* [Records from a dataset]
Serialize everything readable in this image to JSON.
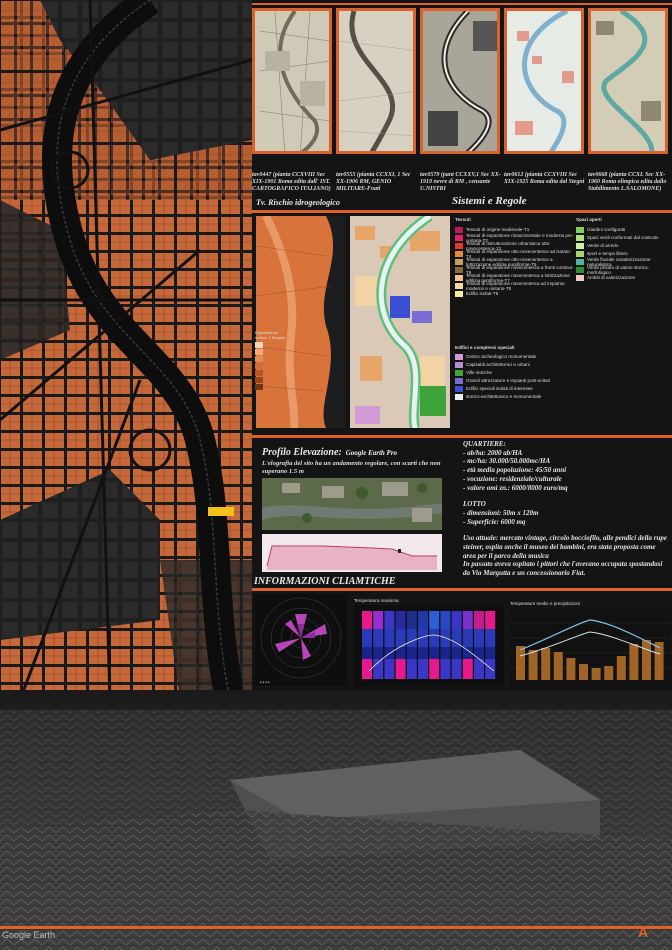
{
  "historical_maps": [
    {
      "caption": "tav0447 (pianta CCXVIII Sec XIX-1901 Roma edita dall' IST. CARTOGRAFICO ITALIANO)"
    },
    {
      "caption": "tav0555 (pianta CCXXI, 1 Sec XX-1906 RM, GENIO MILITARE-Foati"
    },
    {
      "caption": "tav0579 (pant CCXXV,1 Sec XX-1919 nevre di RM , censante U.NISTRI"
    },
    {
      "caption": "tav0612 (pianta CCXVIII Sec XIX-1925 Roma edita dal Stegni"
    },
    {
      "caption": "tav0668 (pianta CCXL Sec XX-1960 Roma olimpica edita dallo Stabilimento L.SALOMONE)"
    }
  ],
  "sections": {
    "hydro_title": "Tv. Rischio idrogeologico",
    "systems_title": "Sistemi e Regole",
    "hydro_legend_title": "Equidistanza isoline: 1 Bussini",
    "tessuti_title": "Tessuti",
    "spazi_title": "Spazi aperti",
    "edifici_title": "Edifici e complessi speciali",
    "profile_title": "Profilo Elevazione:",
    "profile_source": "Google Earth Pro",
    "profile_text": "L'elografia del sito ha un andamento regolare, con scarti che non superano 1.5 m",
    "climate_title": "INFORMAZIONI CLIAMTICHE",
    "temp_max_title": "Temperatura massima",
    "temp_prec_title": "Temperature medie e precipitazioni",
    "google_credit": "Google Earth",
    "logo": "A"
  },
  "tessuti_legend": [
    {
      "label": "Tessuti di origine medievale-T1",
      "color": "#c0175a"
    },
    {
      "label": "Tessuti di espansione rinascimentale e moderna pre-unitaria-T2",
      "color": "#e4206c"
    },
    {
      "label": "Tessuti di ristrutturazione urbanistica otto-novecentesca-13",
      "color": "#e23a2a"
    },
    {
      "label": "Tessuti di espansione otto-novecentesca ad isolato-T4",
      "color": "#e58a3a"
    },
    {
      "label": "Tessuti di espansione otto-novecentesca a lottizzazione edilizia puntiforme-T5",
      "color": "#c8a05a"
    },
    {
      "label": "Tessuti di espansione novecentesca a fronti continui-T6",
      "color": "#8c6a3e"
    },
    {
      "label": "Tessuti di espansione novecentesca a lottizzazione edilizia puntiforme-T7",
      "color": "#f1c48f"
    },
    {
      "label": "Tessuti di espansione novecentesca ad impianto moderno e unitario-T8",
      "color": "#f4d9a8"
    },
    {
      "label": "Edifici isolati-T9",
      "color": "#f5ee9a"
    }
  ],
  "edifici_legend": [
    {
      "label": "Centro archeologico monumentale",
      "color": "#d39ad6"
    },
    {
      "label": "Capisaldi architettonici e urbani",
      "color": "#b58fd3"
    },
    {
      "label": "Ville storiche",
      "color": "#3fa33c"
    },
    {
      "label": "Grandi attrezzature e impianti post-unitari",
      "color": "#7a6cd0"
    },
    {
      "label": "Edifici speciali isolati di interesse",
      "color": "#3b4fd4"
    },
    {
      "label": "storico-architettonico e monumentale",
      "color": "#e8f2f3"
    }
  ],
  "spazi_legend": [
    {
      "label": "Giardini configurati",
      "color": "#7fd15a"
    },
    {
      "label": "Spazi verdi conformati dal costruito",
      "color": "#b2e07a"
    },
    {
      "label": "Verde di arredo",
      "color": "#d6efa6"
    },
    {
      "label": "sport e tempo libero",
      "color": "#a4d46a"
    },
    {
      "label": "Verde fluviale caratterizzazione naturalistica",
      "color": "#4fb5a0"
    },
    {
      "label": "Verde privato di valore storico-morfologico",
      "color": "#2e8c2e"
    },
    {
      "label": "Ambiti di valorizzazione",
      "color": "#f3c8c8"
    }
  ],
  "quartiere": {
    "title": "QUARTIERE:",
    "lines": [
      "- ab/ha: 2000 ab/HA",
      "- mc/ha: 30.000/50.000mc/HA",
      "- età media popolazione: 45/50 anni",
      "- vocazione: residenziale/culturale",
      "- valore omi zn.: 6000/8000 euro/mq"
    ]
  },
  "lotto": {
    "title": "LOTTO",
    "lines": [
      "- dimensioni: 50m x 120m",
      "- Superficie: 6000 mq"
    ]
  },
  "uso_text": "Uso attuale: mercato vintage, circolo bocciofilo, alle pendici della rupe steiner, ospita anche il museo dei bambini, era stata proposta come area per il parco della musica",
  "passato_text": "In passato aveva ospitato i pittori che l'avevano occupata spostandosi da Via Margutta e un concessionario Fiat.",
  "colors": {
    "accent": "#e0612a",
    "bg": "#141414"
  }
}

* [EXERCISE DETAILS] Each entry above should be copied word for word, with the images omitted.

* [TASK RESULT]
Serialize everything readable in this image to JSON.
{
  "historical_maps": [
    {
      "caption": "tav0447 (pianta CCXVIII Sec XIX-1901 Roma edita dall' IST. CARTOGRAFICO ITALIANO)"
    },
    {
      "caption": "tav0555 (pianta CCXXI, 1 Sec XX-1906 RM, GENIO MILITARE-Foati"
    },
    {
      "caption": "tav0579 (pant CCXXV,1 Sec XX-1919 nevre di RM , censante U.NISTRI"
    },
    {
      "caption": "tav0612 (pianta CCXVIII Sec XIX-1925 Roma edita dal Stegni"
    },
    {
      "caption": "tav0668 (pianta CCXL Sec XX-1960 Roma olimpica edita dallo Stabilimento L.SALOMONE)"
    }
  ],
  "sections": {
    "hydro_title": "Tv. Rischio idrogeologico",
    "systems_title": "Sistemi e Regole",
    "hydro_legend_title": "Equidistanza isoline: 1 Bussini",
    "tessuti_title": "Tessuti",
    "spazi_title": "Spazi aperti",
    "edifici_title": "Edifici e complessi speciali",
    "profile_title": "Profilo Elevazione:",
    "profile_source": "Google Earth Pro",
    "profile_text": "L'elografia del sito ha un andamento regolare, con scarti che non superano 1.5 m",
    "climate_title": "INFORMAZIONI CLIAMTICHE",
    "temp_max_title": "Temperatura massima",
    "temp_prec_title": "Temperature medie e precipitazioni",
    "google_credit": "Google Earth",
    "logo": "A"
  },
  "tessuti_legend": [
    {
      "label": "Tessuti di origine medievale-T1",
      "color": "#c0175a"
    },
    {
      "label": "Tessuti di espansione rinascimentale e moderna pre-unitaria-T2",
      "color": "#e4206c"
    },
    {
      "label": "Tessuti di ristrutturazione urbanistica otto-novecentesca-13",
      "color": "#e23a2a"
    },
    {
      "label": "Tessuti di espansione otto-novecentesca ad isolato-T4",
      "color": "#e58a3a"
    },
    {
      "label": "Tessuti di espansione otto-novecentesca a lottizzazione edilizia puntiforme-T5",
      "color": "#c8a05a"
    },
    {
      "label": "Tessuti di espansione novecentesca a fronti continui-T6",
      "color": "#8c6a3e"
    },
    {
      "label": "Tessuti di espansione novecentesca a lottizzazione edilizia puntiforme-T7",
      "color": "#f1c48f"
    },
    {
      "label": "Tessuti di espansione novecentesca ad impianto moderno e unitario-T8",
      "color": "#f4d9a8"
    },
    {
      "label": "Edifici isolati-T9",
      "color": "#f5ee9a"
    }
  ],
  "edifici_legend": [
    {
      "label": "Centro archeologico monumentale",
      "color": "#d39ad6"
    },
    {
      "label": "Capisaldi architettonici e urbani",
      "color": "#b58fd3"
    },
    {
      "label": "Ville storiche",
      "color": "#3fa33c"
    },
    {
      "label": "Grandi attrezzature e impianti post-unitari",
      "color": "#7a6cd0"
    },
    {
      "label": "Edifici speciali isolati di interesse",
      "color": "#3b4fd4"
    },
    {
      "label": "storico-architettonico e monumentale",
      "color": "#e8f2f3"
    }
  ],
  "spazi_legend": [
    {
      "label": "Giardini configurati",
      "color": "#7fd15a"
    },
    {
      "label": "Spazi verdi conformati dal costruito",
      "color": "#b2e07a"
    },
    {
      "label": "Verde di arredo",
      "color": "#d6efa6"
    },
    {
      "label": "sport e tempo libero",
      "color": "#a4d46a"
    },
    {
      "label": "Verde fluviale caratterizzazione naturalistica",
      "color": "#4fb5a0"
    },
    {
      "label": "Verde privato di valore storico-morfologico",
      "color": "#2e8c2e"
    },
    {
      "label": "Ambiti di valorizzazione",
      "color": "#f3c8c8"
    }
  ],
  "quartiere": {
    "title": "QUARTIERE:",
    "lines": [
      "- ab/ha: 2000 ab/HA",
      "- mc/ha: 30.000/50.000mc/HA",
      "- età media popolazione: 45/50 anni",
      "- vocazione: residenziale/culturale",
      "- valore omi zn.: 6000/8000 euro/mq"
    ]
  },
  "lotto": {
    "title": "LOTTO",
    "lines": [
      "- dimensioni: 50m x 120m",
      "- Superficie: 6000 mq"
    ]
  },
  "uso_text": "Uso attuale: mercato vintage, circolo bocciofilo, alle pendici della rupe steiner, ospita anche il museo dei bambini, era stata proposta come area per il parco della musica",
  "passato_text": "In passato aveva ospitato i pittori che l'avevano occupata spostandosi da Via Margutta e un concessionario Fiat.",
  "colors": {
    "accent": "#e0612a",
    "bg": "#141414"
  }
}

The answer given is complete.